Thanks for explanation!
I do not want to install RASA on public or private cloud so i would not be using docker or cuber nets. I want to install it on physical server in my company network so in that case how do i install multiple rasa instances and calculate hardware requirement?
@lelemh Running production software is a large topic that I think is out of the scope of discussions around Rasa itself. Managing, monitoring, and maintaining servers is a job that takes a team with specific skills.
Running on a physical server doesn’t mean that you can’t use docker or kubernetes. But I do understand wanting to run things without container orchestration. In that case this is what I would do:
- Have a single VM that acts as a public-facing load balancer
- Have N VMs to run your bot instances. Each VM should run as many bot instances as there are cores in that VM

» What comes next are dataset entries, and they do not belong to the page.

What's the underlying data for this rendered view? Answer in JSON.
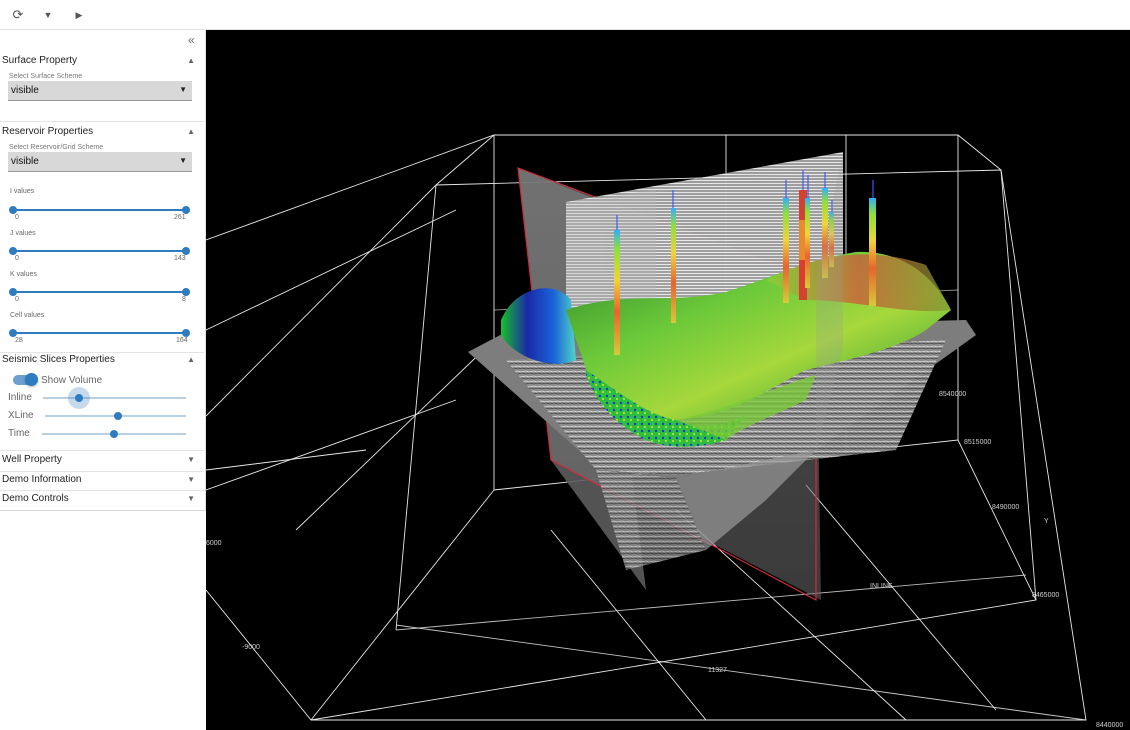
{
  "toolbar": {
    "refresh_icon": "refresh-icon",
    "dropdown_icon": "caret-down-icon",
    "play_icon": "play-icon"
  },
  "panel": {
    "collapse_icon": "double-chevron-left-icon",
    "surface": {
      "title": "Surface Property",
      "scheme_label": "Select Surface Scheme",
      "scheme_value": "visible"
    },
    "reservoir": {
      "title": "Reservoir Properties",
      "scheme_label": "Select Reservoir/Grid Scheme",
      "scheme_value": "visible",
      "ranges": [
        {
          "label": "I values",
          "min": "0",
          "max": "261"
        },
        {
          "label": "J values",
          "min": "0",
          "max": "143"
        },
        {
          "label": "K values",
          "min": "0",
          "max": "8"
        },
        {
          "label": "Cell values",
          "min": "28",
          "max": "164"
        }
      ]
    },
    "seismic": {
      "title": "Seismic Slices Properties",
      "show_volume_label": "Show Volume",
      "show_volume": true,
      "sliders": [
        {
          "label": "Inline",
          "value": 0.25
        },
        {
          "label": "XLine",
          "value": 0.52
        },
        {
          "label": "Time",
          "value": 0.5
        }
      ]
    },
    "collapsed_sections": [
      "Well Property",
      "Demo Information",
      "Demo Controls"
    ]
  },
  "viewport": {
    "axis_labels": {
      "y_name": "Y",
      "y_ticks": [
        "8540000",
        "8515000",
        "8490000",
        "8465000",
        "8440000"
      ],
      "left_ticks": [
        "6000",
        "-9000"
      ],
      "inline": "INLINE",
      "xline_value": "11327",
      "inner_small": [
        "8540000"
      ]
    }
  }
}
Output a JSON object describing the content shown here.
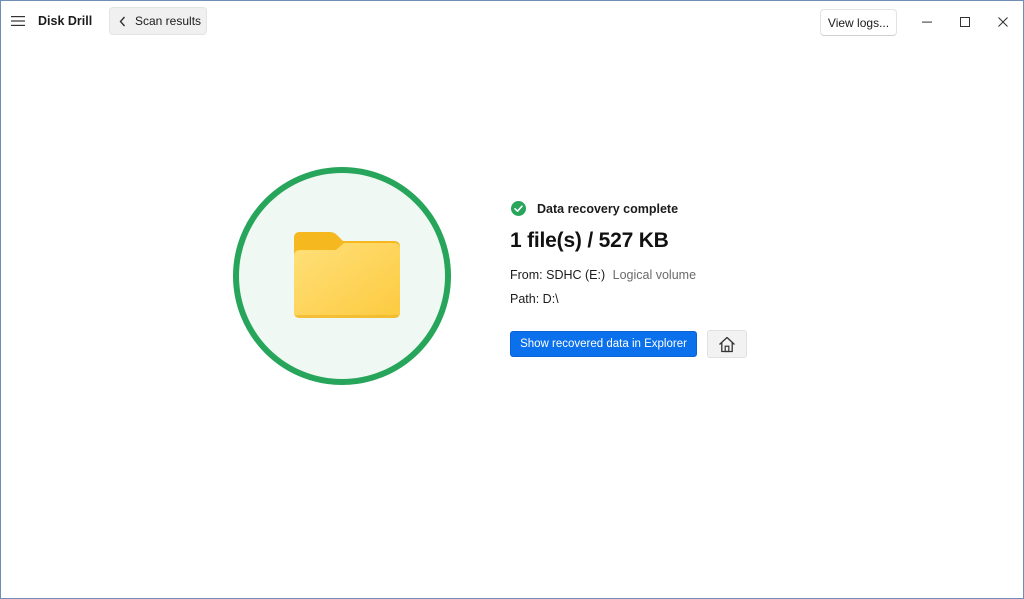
{
  "app": {
    "title": "Disk Drill"
  },
  "toolbar": {
    "back_label": "Scan results",
    "view_logs_label": "View logs..."
  },
  "status": {
    "message": "Data recovery complete",
    "color": "#27a55b"
  },
  "result": {
    "summary": "1 file(s) / 527 KB",
    "from_label": "From:",
    "from_value": "SDHC (E:)",
    "from_sub": "Logical volume",
    "path_label": "Path:",
    "path_value": "D:\\"
  },
  "actions": {
    "explorer_label": "Show recovered data in Explorer",
    "accent_color": "#0a70ec"
  },
  "icons": {
    "menu": "hamburger-icon",
    "back": "chevron-left-icon",
    "minimize": "minimize-icon",
    "maximize": "maximize-icon",
    "close": "close-icon",
    "status": "check-circle-icon",
    "folder": "folder-icon",
    "home": "home-icon"
  }
}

- Have M VMs running action server instances. Most of the time what the action server is doing is not computationally complex, so a single VM with a single instance is fine, but that depends specifically on your actions server implementation, so requirements may vary. As long as you’re not doing any blocking operations, having as many action server instances as you have cores on the VM would be advisible. If you need multiple actions server instances, then you will probably also want an internal load balancer VM, to load balance across those instances.
- Have a VM running postgreSQL, with possibly an additional VM running postgreSQL in replica mode, for HA. Use this for the tracker store.
- Have a VM running Redis. Use this for the lock store. Maybe a second Redis VM for HA fallover, no need to synchronise data between the two instances though, it’s just used for locking.
- Have a VM running monitoring software, like prometheus + grafana, set up to monitor the software and VMs, and to alert on any issues.
- Only the load balancer VM should have access to the public internet, all other VMs should only be connected to each other on a separate, private network.
- Firewall setup and rules to only allow required traffic
- Access control, both to the servers themselves, and to the various services running on them.
There are probably considerations I’m forgetting about, not working directly in this space, but I think that covers the main considerations.